This feedback is included in public comments submitted to the City of Seattle’s Finance and Administrative Services (FAS) yesterday by Columbia Legal Services (CLS) and the Seattle Community Law Center (SCLC). These comments were submitted in response to the proposed FAS Removal Rule and proposed changes to Multi-Departmental Administrative Rules (MDAR) related to removing unauthorized homeless encampments from City property.
“Advocates appreciate steps the city is taking to tackle the complicated challenges of homelessness in Seattle,” said CLS attorney Yurij Rudensky. “However, loose definitions, which allow for arbitrary enforcement and will leave people experiencing homelessness guessing where they can and cannot be, undermine the commendable spirit of the rules. These issues could result in the continued unproductive practice of city officials chasing unsheltered individuals from one site to the next.”
Examples of definitions that CLS determines to be overbroad include “emphasis area,” “immediate hazard,” and “obstruction,” which could make all parts of Seattle strictly off limits and detrimentally impact proper notification and provision of services.
Also, as the CLS comments point out, the City’s requirement that a shelter space is a sufficient offer for people being evicted leaves unaddressed the fundamental reason people are living outside—the lack of accessible housing. It is very difficult for people to give up a place where they can live with family or community for a mat on the floor during nighttime hours only. Because of shelter hours, the same number of individuals will continue to live on the streets many hours a day, a scenario that does not work for the housed or the houseless.
“The bottom line is that we need to invest in additional housing that offers realistic, permanent alternatives to sleeping outside,” said CLS Directing Attorney Ann LoGerfo. “If these rules simply result in moving people experiencing homelessness around the City, then we’re back to 2015, when Mayor Murray declared homelessness a civil state of emergency and sweeps ramped up, to no real effect.”
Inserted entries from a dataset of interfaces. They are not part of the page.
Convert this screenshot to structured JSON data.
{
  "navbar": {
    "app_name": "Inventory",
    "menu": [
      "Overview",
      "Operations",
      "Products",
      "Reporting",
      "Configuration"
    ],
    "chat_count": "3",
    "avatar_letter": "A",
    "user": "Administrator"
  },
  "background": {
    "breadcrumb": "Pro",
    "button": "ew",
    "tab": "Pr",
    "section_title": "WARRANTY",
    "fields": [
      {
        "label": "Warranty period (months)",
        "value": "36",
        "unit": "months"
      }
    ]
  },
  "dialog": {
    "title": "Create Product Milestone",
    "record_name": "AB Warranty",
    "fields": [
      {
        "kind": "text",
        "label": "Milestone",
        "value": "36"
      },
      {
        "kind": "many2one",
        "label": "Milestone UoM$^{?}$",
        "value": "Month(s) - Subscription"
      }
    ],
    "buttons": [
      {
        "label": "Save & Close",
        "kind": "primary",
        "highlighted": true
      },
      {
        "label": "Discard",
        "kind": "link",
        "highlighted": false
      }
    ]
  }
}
Changes in the rules also grant the FAS Director with authority to request police action to exclude individuals from any City-owned or City-controlled property during a sweep for such vague reasons as “obstruct[ing] the expeditious progress of the removal.” In other words, anyone who does not follow removal procedures or receives a notice of exclusion could be subject to criminal trespass charges.
“Highlighting, and making explicit, the authority of City personnel to hand out misdemeanor charges criminalizes homelessness and works against the City’s ultimate goal of reducing barriers and creating a pathway home,” said Alex Doolittle, Executive Director of the Seattle Community Law Center.